In the ultimate example of mutating the medium to fit the message, it was clearly the intention of the Aqua Teen Hunger Force staff to offer fans a “be careful what you wish for” dynamic. Taken to their realistic ends, Carl would remain repulsive, but Shake and Frylock suddenly stop being two dimensional sketches and wind up complicated 3D disappointments. It’s had to fathom what the faithful wanted - a man dressed up like a cup with a straw sticking out of his head? A bejeweled black man flying in the air with dominant dreads standing in for French fries? Maybe Meatwad could have been a morbidly obese little person, just to keep everything eccentric. Instead, “The Last Last One Forever and Ever” took everything special about the show and shoved it back in the viewer’s face. It asked the aficionado to stare directly into the core of what the show was about and see if they still worshiped it. The confused reaction speaks for itself.

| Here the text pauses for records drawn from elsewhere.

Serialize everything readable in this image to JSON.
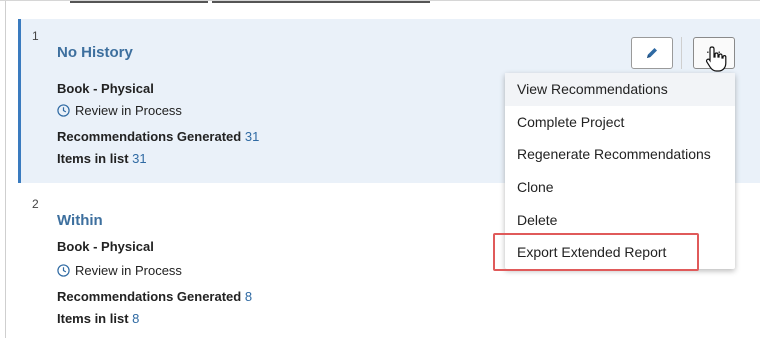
{
  "items": [
    {
      "index": "1",
      "title": "No History",
      "format": "Book - Physical",
      "status": "Review in Process",
      "rec_label": "Recommendations Generated",
      "rec_count": "31",
      "items_label": "Items in list",
      "items_count": "31"
    },
    {
      "index": "2",
      "title": "Within",
      "format": "Book - Physical",
      "status": "Review in Process",
      "rec_label": "Recommendations Generated",
      "rec_count": "8",
      "items_label": "Items in list",
      "items_count": "8"
    }
  ],
  "actions": {
    "edit_icon": "pencil-icon",
    "more_label": "···"
  },
  "menu": [
    "View Recommendations",
    "Complete Project",
    "Regenerate Recommendations",
    "Clone",
    "Delete",
    "Export Extended Report"
  ],
  "colors": {
    "accent": "#3a7bbf",
    "title": "#3d6f9e",
    "selected_bg": "#eaf1f9",
    "highlight": "#e05a5a"
  }
}
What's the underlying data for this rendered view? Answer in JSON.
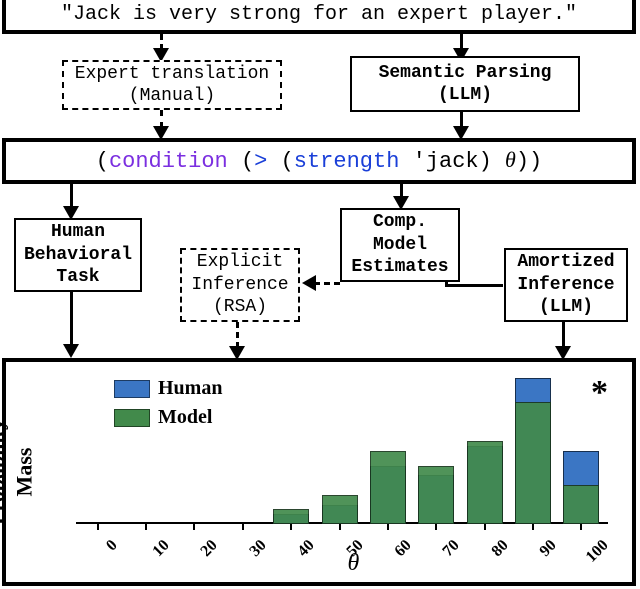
{
  "input": {
    "sentence": "\"Jack is very strong for an expert player.\""
  },
  "translation": {
    "expert": {
      "line1": "Expert translation",
      "line2": "(Manual)"
    },
    "semantic": {
      "line1": "Semantic Parsing",
      "line2": "(LLM)"
    }
  },
  "code": {
    "paren_open": "(",
    "condition": "condition",
    "paren_open2": " (",
    "gt": ">",
    "paren_open3": " (",
    "strength": "strength",
    "arg": " 'jack",
    "paren_close1": ") ",
    "theta": "θ",
    "paren_close2": "))"
  },
  "mid_boxes": {
    "human_task": {
      "line1": "Human",
      "line2": "Behavioral",
      "line3": "Task"
    },
    "explicit": {
      "line1": "Explicit",
      "line2": "Inference",
      "line3": "(RSA)"
    },
    "comp_model": {
      "line1": "Comp.",
      "line2": "Model",
      "line3": "Estimates"
    },
    "amortized": {
      "line1": "Amortized",
      "line2": "Inference",
      "line3": "(LLM)"
    }
  },
  "chart_data": {
    "type": "bar",
    "categories": [
      "0",
      "10",
      "20",
      "30",
      "40",
      "50",
      "60",
      "70",
      "80",
      "90",
      "100"
    ],
    "series": [
      {
        "name": "Human",
        "values": [
          0,
          0,
          0,
          0,
          0.02,
          0.04,
          0.12,
          0.1,
          0.16,
          0.3,
          0.15
        ]
      },
      {
        "name": "Model",
        "values": [
          0,
          0,
          0,
          0,
          0.03,
          0.06,
          0.15,
          0.12,
          0.17,
          0.25,
          0.08
        ]
      }
    ],
    "ylabel": "Probability\nMass",
    "xlabel": "θ",
    "ylim": [
      0,
      0.3
    ],
    "legend": {
      "human": "Human",
      "model": "Model"
    },
    "annotation": "*"
  }
}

Of the many reasons surrounding Aqua Teen Hunger Force‘s continuing creative achievements, the live action assault on its obsessives is petulant par for the course. Sure, it’s funny to see hundred of Meatwads arguing over Parliamentary procedure, or giggle over the number slights to George Lucas and his entire sci-fi universe. Even the reset episode where the Aqua Teens finally move…to a house two doors down, provides ample amounts of the usual oddball entertainment. But with “The Last Last One Forever and Ever”, the series redefined its goals and amplified its aims (for those whose seen the recent masterpiece “100”, the new direction is undeniably brilliant). Not only did it help make a good show better, it argued for it’s continuing creative excellent. While the wit may not be everyone’s cup of soup, Aqua Teen Hunger Force is the surest surrealist satire on TV.